**What you will do**
Print the data again, exactly.

**Information supplied**

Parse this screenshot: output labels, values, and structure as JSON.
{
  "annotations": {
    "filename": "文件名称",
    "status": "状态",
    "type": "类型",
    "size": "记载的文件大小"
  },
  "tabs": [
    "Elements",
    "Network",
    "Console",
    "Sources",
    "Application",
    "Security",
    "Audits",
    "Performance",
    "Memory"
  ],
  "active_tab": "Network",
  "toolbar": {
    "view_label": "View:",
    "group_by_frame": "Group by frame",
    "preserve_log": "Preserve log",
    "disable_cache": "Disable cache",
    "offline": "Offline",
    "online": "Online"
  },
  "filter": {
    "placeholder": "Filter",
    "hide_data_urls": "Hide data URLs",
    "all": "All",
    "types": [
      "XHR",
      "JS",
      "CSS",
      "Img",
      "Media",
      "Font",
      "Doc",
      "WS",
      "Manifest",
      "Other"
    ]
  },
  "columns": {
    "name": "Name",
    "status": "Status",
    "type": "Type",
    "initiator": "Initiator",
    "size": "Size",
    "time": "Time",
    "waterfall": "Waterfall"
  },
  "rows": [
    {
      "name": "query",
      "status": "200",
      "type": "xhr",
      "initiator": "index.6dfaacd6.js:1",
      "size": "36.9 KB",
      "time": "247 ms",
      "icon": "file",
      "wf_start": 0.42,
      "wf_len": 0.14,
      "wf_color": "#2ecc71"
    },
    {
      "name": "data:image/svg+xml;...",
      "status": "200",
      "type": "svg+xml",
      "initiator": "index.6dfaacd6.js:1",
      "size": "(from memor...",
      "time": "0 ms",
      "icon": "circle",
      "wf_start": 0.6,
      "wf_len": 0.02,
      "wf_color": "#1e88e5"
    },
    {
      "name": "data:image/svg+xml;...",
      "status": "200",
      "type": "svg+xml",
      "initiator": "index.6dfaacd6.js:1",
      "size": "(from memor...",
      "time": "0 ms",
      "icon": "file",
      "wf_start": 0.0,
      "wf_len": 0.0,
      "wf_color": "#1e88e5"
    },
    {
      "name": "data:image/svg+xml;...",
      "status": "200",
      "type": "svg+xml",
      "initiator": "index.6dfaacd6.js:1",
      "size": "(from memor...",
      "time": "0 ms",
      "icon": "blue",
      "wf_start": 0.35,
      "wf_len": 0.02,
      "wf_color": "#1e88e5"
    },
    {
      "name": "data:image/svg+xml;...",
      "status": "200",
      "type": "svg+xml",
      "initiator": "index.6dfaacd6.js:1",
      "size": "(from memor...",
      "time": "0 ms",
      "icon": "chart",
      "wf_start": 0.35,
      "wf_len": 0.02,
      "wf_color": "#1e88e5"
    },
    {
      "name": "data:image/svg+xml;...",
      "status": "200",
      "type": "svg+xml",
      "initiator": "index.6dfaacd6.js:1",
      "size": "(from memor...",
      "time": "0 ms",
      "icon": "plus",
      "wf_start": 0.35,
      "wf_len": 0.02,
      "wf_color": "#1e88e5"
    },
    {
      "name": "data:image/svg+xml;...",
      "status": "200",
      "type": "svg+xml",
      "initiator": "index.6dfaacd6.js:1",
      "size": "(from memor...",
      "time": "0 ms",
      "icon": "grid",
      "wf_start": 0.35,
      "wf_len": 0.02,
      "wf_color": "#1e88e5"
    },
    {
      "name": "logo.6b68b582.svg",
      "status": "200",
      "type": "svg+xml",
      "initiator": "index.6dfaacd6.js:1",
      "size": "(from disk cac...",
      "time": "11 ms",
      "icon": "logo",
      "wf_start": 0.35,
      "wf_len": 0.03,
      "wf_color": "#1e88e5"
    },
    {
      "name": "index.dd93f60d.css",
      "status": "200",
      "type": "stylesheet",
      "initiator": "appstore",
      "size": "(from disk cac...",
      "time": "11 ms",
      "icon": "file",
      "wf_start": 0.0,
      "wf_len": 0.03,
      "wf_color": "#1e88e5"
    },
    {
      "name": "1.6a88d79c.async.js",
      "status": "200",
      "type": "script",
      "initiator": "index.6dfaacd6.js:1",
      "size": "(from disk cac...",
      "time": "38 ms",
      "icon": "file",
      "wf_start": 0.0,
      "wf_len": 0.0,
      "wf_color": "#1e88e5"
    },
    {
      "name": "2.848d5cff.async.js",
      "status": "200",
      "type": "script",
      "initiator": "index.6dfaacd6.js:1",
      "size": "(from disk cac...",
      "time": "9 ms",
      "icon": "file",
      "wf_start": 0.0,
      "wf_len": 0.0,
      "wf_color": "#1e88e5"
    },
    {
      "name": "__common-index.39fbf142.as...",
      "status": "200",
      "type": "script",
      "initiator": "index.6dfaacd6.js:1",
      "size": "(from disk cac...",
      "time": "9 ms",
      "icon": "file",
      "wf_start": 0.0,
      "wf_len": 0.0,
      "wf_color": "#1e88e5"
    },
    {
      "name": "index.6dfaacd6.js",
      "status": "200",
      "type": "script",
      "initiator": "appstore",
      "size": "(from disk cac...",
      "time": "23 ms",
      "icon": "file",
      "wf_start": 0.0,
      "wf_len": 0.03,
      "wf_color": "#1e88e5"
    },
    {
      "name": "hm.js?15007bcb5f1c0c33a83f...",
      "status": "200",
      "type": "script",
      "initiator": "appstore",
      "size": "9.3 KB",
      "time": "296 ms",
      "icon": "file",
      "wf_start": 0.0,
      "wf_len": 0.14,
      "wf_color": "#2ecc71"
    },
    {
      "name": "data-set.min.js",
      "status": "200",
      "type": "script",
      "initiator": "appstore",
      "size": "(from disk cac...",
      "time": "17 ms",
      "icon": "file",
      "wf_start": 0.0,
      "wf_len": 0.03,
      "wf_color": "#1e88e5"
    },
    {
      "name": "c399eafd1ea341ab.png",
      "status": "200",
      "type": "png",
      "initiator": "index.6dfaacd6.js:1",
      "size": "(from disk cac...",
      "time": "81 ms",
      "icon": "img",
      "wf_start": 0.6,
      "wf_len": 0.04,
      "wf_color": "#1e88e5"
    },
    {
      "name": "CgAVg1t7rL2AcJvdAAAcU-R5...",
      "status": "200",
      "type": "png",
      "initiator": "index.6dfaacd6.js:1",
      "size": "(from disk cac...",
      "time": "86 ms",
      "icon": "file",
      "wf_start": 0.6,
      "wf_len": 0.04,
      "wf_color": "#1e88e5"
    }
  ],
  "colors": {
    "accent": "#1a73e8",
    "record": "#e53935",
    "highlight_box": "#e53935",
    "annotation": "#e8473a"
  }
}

**Your solution**
Parse this screenshot: output labels, values, and structure as JSON.
{
  "annotations": {
    "filename": "文件名称",
    "status": "状态",
    "type": "类型",
    "size": "记载的文件大小"
  },
  "tabs": [
    "Elements",
    "Network",
    "Console",
    "Sources",
    "Application",
    "Security",
    "Audits",
    "Performance",
    "Memory"
  ],
  "active_tab": "Network",
  "toolbar": {
    "view_label": "View:",
    "group_by_frame": "Group by frame",
    "preserve_log": "Preserve log",
    "disable_cache": "Disable cache",
    "offline": "Offline",
    "online": "Online"
  },
  "filter": {
    "placeholder": "Filter",
    "hide_data_urls": "Hide data URLs",
    "all": "All",
    "types": [
      "XHR",
      "JS",
      "CSS",
      "Img",
      "Media",
      "Font",
      "Doc",
      "WS",
      "Manifest",
      "Other"
    ]
  },
  "columns": {
    "name": "Name",
    "status": "Status",
    "type": "Type",
    "initiator": "Initiator",
    "size": "Size",
    "time": "Time",
    "waterfall": "Waterfall"
  },
  "rows": [
    {
      "name": "query",
      "status": "200",
      "type": "xhr",
      "initiator": "index.6dfaacd6.js:1",
      "size": "36.9 KB",
      "time": "247 ms",
      "icon": "file",
      "wf_start": 0.42,
      "wf_len": 0.14,
      "wf_color": "#2ecc71"
    },
    {
      "name": "data:image/svg+xml;...",
      "status": "200",
      "type": "svg+xml",
      "initiator": "index.6dfaacd6.js:1",
      "size": "(from memor...",
      "time": "0 ms",
      "icon": "circle",
      "wf_start": 0.6,
      "wf_len": 0.02,
      "wf_color": "#1e88e5"
    },
    {
      "name": "data:image/svg+xml;...",
      "status": "200",
      "type": "svg+xml",
      "initiator": "index.6dfaacd6.js:1",
      "size": "(from memor...",
      "time": "0 ms",
      "icon": "file",
      "wf_start": 0.0,
      "wf_len": 0.0,
      "wf_color": "#1e88e5"
    },
    {
      "name": "data:image/svg+xml;...",
      "status": "200",
      "type": "svg+xml",
      "initiator": "index.6dfaacd6.js:1",
      "size": "(from memor...",
      "time": "0 ms",
      "icon": "blue",
      "wf_start": 0.35,
      "wf_len": 0.02,
      "wf_color": "#1e88e5"
    },
    {
      "name": "data:image/svg+xml;...",
      "status": "200",
      "type": "svg+xml",
      "initiator": "index.6dfaacd6.js:1",
      "size": "(from memor...",
      "time": "0 ms",
      "icon": "chart",
      "wf_start": 0.35,
      "wf_len": 0.02,
      "wf_color": "#1e88e5"
    },
    {
      "name": "data:image/svg+xml;...",
      "status": "200",
      "type": "svg+xml",
      "initiator": "index.6dfaacd6.js:1",
      "size": "(from memor...",
      "time": "0 ms",
      "icon": "plus",
      "wf_start": 0.35,
      "wf_len": 0.02,
      "wf_color": "#1e88e5"
    },
    {
      "name": "data:image/svg+xml;...",
      "status": "200",
      "type": "svg+xml",
      "initiator": "index.6dfaacd6.js:1",
      "size": "(from memor...",
      "time": "0 ms",
      "icon": "grid",
      "wf_start": 0.35,
      "wf_len": 0.02,
      "wf_color": "#1e88e5"
    },
    {
      "name": "logo.6b68b582.svg",
      "status": "200",
      "type": "svg+xml",
      "initiator": "index.6dfaacd6.js:1",
      "size": "(from disk cac...",
      "time": "11 ms",
      "icon": "logo",
      "wf_start": 0.35,
      "wf_len": 0.03,
      "wf_color": "#1e88e5"
    },
    {
      "name": "index.dd93f60d.css",
      "status": "200",
      "type": "stylesheet",
      "initiator": "appstore",
      "size": "(from disk cac...",
      "time": "11 ms",
      "icon": "file",
      "wf_start": 0.0,
      "wf_len": 0.03,
      "wf_color": "#1e88e5"
    },
    {
      "name": "1.6a88d79c.async.js",
      "status": "200",
      "type": "script",
      "initiator": "index.6dfaacd6.js:1",
      "size": "(from disk cac...",
      "time": "38 ms",
      "icon": "file",
      "wf_start": 0.0,
      "wf_len": 0.0,
      "wf_color": "#1e88e5"
    },
    {
      "name": "2.848d5cff.async.js",
      "status": "200",
      "type": "script",
      "initiator": "index.6dfaacd6.js:1",
      "size": "(from disk cac...",
      "time": "9 ms",
      "icon": "file",
      "wf_start": 0.0,
      "wf_len": 0.0,
      "wf_color": "#1e88e5"
    },
    {
      "name": "__common-index.39fbf142.as...",
      "status": "200",
      "type": "script",
      "initiator": "index.6dfaacd6.js:1",
      "size": "(from disk cac...",
      "time": "9 ms",
      "icon": "file",
      "wf_start": 0.0,
      "wf_len": 0.0,
      "wf_color": "#1e88e5"
    },
    {
      "name": "index.6dfaacd6.js",
      "status": "200",
      "type": "script",
      "initiator": "appstore",
      "size": "(from disk cac...",
      "time": "23 ms",
      "icon": "file",
      "wf_start": 0.0,
      "wf_len": 0.03,
      "wf_color": "#1e88e5"
    },
    {
      "name": "hm.js?15007bcb5f1c0c33a83f...",
      "status": "200",
      "type": "script",
      "initiator": "appstore",
      "size": "9.3 KB",
      "time": "296 ms",
      "icon": "file",
      "wf_start": 0.0,
      "wf_len": 0.14,
      "wf_color": "#2ecc71"
    },
    {
      "name": "data-set.min.js",
      "status": "200",
      "type": "script",
      "initiator": "appstore",
      "size": "(from disk cac...",
      "time": "17 ms",
      "icon": "file",
      "wf_start": 0.0,
      "wf_len": 0.03,
      "wf_color": "#1e88e5"
    },
    {
      "name": "c399eafd1ea341ab.png",
      "status": "200",
      "type": "png",
      "initiator": "index.6dfaacd6.js:1",
      "size": "(from disk cac...",
      "time": "81 ms",
      "icon": "img",
      "wf_start": 0.6,
      "wf_len": 0.04,
      "wf_color": "#1e88e5"
    },
    {
      "name": "CgAVg1t7rL2AcJvdAAAcU-R5...",
      "status": "200",
      "type": "png",
      "initiator": "index.6dfaacd6.js:1",
      "size": "(from disk cac...",
      "time": "86 ms",
      "icon": "file",
      "wf_start": 0.6,
      "wf_len": 0.04,
      "wf_color": "#1e88e5"
    }
  ],
  "colors": {
    "accent": "#1a73e8",
    "record": "#e53935",
    "highlight_box": "#e53935",
    "annotation": "#e8473a"
  }
}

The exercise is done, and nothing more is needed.